EXERCISE INSTRUCTIONS:
Check each line of the records below for the word "text" and copy those where it appears.

*** Opening RECORDED DATA ***

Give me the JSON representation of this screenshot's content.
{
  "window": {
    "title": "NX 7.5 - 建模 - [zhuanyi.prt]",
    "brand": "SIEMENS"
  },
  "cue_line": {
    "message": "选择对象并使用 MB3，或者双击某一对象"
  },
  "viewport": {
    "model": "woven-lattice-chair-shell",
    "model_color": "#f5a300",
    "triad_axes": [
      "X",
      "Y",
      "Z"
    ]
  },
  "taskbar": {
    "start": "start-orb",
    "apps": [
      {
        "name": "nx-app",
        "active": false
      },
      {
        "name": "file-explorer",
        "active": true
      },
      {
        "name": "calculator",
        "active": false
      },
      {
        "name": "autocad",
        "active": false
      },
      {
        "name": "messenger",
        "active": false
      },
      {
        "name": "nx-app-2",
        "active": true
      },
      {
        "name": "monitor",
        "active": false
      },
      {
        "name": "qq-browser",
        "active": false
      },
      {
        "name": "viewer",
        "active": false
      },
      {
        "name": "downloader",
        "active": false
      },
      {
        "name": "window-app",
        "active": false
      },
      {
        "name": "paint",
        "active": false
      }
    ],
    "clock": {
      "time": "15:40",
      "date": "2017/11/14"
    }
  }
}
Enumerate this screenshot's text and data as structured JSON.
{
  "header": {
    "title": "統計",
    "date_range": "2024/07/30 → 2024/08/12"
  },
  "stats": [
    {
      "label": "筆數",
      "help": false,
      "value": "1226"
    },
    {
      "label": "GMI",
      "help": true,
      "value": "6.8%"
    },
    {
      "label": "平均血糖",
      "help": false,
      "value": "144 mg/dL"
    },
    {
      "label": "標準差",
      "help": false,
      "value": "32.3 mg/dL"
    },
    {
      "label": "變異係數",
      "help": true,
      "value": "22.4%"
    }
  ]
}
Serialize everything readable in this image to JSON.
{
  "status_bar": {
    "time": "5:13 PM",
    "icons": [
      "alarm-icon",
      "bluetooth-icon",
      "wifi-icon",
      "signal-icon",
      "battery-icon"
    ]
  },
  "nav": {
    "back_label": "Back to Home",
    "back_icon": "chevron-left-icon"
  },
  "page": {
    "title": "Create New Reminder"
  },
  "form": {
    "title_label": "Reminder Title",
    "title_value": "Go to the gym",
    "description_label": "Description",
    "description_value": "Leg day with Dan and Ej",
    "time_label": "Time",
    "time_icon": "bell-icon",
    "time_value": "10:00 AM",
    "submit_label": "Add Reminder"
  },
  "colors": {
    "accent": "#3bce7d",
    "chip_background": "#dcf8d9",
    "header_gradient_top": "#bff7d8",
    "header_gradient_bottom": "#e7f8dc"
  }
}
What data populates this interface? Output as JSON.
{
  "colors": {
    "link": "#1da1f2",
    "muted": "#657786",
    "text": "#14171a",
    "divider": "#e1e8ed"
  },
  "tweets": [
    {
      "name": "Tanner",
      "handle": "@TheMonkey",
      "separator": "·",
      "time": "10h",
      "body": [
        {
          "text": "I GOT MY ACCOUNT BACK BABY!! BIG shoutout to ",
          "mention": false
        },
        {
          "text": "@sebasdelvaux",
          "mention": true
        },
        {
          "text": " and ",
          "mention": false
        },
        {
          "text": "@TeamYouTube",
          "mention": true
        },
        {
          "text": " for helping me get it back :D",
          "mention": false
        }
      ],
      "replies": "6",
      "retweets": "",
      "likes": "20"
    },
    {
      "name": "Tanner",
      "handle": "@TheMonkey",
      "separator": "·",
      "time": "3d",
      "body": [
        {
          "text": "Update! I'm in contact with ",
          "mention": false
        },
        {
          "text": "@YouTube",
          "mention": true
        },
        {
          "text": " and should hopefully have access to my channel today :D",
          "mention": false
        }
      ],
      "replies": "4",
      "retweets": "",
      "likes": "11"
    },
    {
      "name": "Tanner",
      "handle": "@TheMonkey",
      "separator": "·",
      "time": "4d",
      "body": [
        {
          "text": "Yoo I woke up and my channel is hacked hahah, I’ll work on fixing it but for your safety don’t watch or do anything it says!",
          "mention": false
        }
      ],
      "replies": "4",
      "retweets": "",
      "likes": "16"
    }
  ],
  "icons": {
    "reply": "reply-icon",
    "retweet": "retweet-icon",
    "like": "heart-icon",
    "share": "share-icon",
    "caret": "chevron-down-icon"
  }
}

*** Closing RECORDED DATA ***

REPLY:
Enumerate this screenshot's text and data as structured JSON.
    "text": "#14171a",
          "text": "I GOT MY ACCOUNT BACK BABY!! BIG shoutout to ",
          "text": "@sebasdelvaux",
          "text": " and ",
          "text": "@TeamYouTube",
          "text": " for helping me get it back :D",
          "text": "Update! I'm in contact with ",
          "text": "@YouTube",
          "text": " and should hopefully have access to my channel today :D",
          "text": "Yoo I woke up and my channel is hacked hahah, I’ll work on fixing it but for your safety don’t watch or do anything it says!",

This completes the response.